DESCRIPTION OF THE TASK:
When you have gone through the records, report how many lines include "Bancárias", giving the number and nothing more.

Data about app and page elements:

== Segment start ==

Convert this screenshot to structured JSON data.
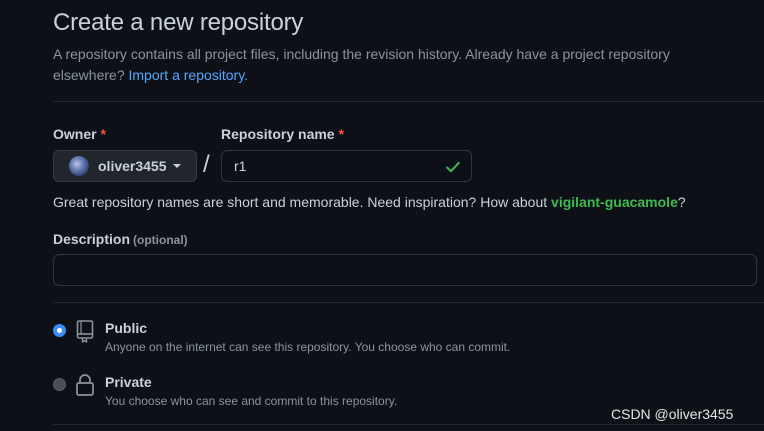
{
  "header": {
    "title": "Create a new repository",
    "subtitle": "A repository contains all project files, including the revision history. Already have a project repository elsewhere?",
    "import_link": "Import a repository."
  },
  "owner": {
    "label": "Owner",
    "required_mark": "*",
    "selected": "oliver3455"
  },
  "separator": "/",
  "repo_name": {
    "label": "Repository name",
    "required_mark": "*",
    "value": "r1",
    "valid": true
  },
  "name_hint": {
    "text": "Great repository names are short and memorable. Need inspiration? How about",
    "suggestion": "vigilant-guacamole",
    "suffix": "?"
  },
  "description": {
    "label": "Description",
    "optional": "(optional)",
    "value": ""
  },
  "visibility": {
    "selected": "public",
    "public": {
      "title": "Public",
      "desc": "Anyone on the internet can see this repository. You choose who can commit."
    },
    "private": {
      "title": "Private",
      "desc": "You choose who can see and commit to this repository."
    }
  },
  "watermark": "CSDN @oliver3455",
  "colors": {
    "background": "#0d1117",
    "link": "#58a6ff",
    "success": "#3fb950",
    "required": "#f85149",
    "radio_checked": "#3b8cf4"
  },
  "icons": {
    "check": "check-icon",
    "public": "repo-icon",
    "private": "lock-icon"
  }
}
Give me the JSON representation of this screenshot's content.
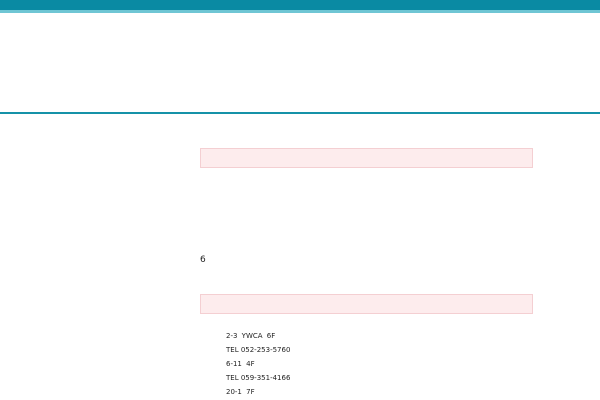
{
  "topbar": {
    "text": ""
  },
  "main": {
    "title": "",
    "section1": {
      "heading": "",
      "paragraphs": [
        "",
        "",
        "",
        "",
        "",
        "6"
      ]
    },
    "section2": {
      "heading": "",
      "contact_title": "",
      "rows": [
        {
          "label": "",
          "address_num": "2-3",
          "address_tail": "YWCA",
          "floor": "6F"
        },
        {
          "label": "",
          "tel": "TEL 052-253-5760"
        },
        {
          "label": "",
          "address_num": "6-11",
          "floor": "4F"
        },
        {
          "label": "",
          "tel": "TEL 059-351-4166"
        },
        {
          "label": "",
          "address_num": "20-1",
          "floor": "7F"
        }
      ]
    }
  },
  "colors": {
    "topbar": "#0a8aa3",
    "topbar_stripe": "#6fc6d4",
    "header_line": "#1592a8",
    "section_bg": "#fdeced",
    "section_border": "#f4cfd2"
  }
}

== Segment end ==
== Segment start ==

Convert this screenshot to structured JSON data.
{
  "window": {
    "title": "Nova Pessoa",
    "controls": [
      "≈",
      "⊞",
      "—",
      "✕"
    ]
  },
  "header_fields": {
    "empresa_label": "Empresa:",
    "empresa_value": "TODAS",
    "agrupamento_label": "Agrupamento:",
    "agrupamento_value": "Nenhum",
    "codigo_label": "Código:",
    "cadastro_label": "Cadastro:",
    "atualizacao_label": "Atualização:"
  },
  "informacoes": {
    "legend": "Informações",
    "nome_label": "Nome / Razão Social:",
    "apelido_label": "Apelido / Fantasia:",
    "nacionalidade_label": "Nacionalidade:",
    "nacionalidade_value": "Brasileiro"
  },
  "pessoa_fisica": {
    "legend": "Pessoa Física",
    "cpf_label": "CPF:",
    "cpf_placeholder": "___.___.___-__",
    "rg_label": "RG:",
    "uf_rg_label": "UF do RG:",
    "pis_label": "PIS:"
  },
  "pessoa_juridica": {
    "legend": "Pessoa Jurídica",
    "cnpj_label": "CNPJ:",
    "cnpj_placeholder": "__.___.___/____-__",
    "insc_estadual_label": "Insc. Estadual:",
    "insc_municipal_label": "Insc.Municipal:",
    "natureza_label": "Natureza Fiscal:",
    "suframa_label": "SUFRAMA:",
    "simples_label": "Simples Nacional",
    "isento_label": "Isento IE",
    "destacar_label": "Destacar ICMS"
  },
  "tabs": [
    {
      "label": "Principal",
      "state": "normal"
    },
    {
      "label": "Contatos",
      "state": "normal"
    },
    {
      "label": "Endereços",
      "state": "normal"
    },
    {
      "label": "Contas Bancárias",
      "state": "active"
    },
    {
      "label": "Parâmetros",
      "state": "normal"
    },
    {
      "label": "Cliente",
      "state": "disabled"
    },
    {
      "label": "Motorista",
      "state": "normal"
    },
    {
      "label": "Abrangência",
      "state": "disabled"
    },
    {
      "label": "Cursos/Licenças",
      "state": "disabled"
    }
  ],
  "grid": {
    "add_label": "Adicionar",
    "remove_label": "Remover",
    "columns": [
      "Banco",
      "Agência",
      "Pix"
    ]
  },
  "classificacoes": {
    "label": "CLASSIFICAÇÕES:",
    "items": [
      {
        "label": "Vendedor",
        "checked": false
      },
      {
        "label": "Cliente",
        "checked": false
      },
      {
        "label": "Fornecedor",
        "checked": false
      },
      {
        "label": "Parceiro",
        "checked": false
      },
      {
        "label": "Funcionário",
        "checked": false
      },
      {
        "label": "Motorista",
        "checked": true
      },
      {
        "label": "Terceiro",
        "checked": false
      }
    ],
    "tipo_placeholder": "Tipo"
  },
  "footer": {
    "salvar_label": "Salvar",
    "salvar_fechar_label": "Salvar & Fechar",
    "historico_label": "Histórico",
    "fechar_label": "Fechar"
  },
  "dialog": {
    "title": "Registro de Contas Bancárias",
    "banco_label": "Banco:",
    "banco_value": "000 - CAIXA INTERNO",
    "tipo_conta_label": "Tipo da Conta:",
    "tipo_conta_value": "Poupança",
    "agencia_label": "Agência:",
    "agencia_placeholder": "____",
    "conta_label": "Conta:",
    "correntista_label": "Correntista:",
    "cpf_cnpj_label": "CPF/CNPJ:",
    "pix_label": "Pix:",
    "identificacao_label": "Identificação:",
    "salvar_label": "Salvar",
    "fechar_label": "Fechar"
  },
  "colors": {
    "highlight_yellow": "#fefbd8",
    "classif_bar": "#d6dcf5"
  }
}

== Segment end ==

RESPONSE FOR THIS EXERCISE:
2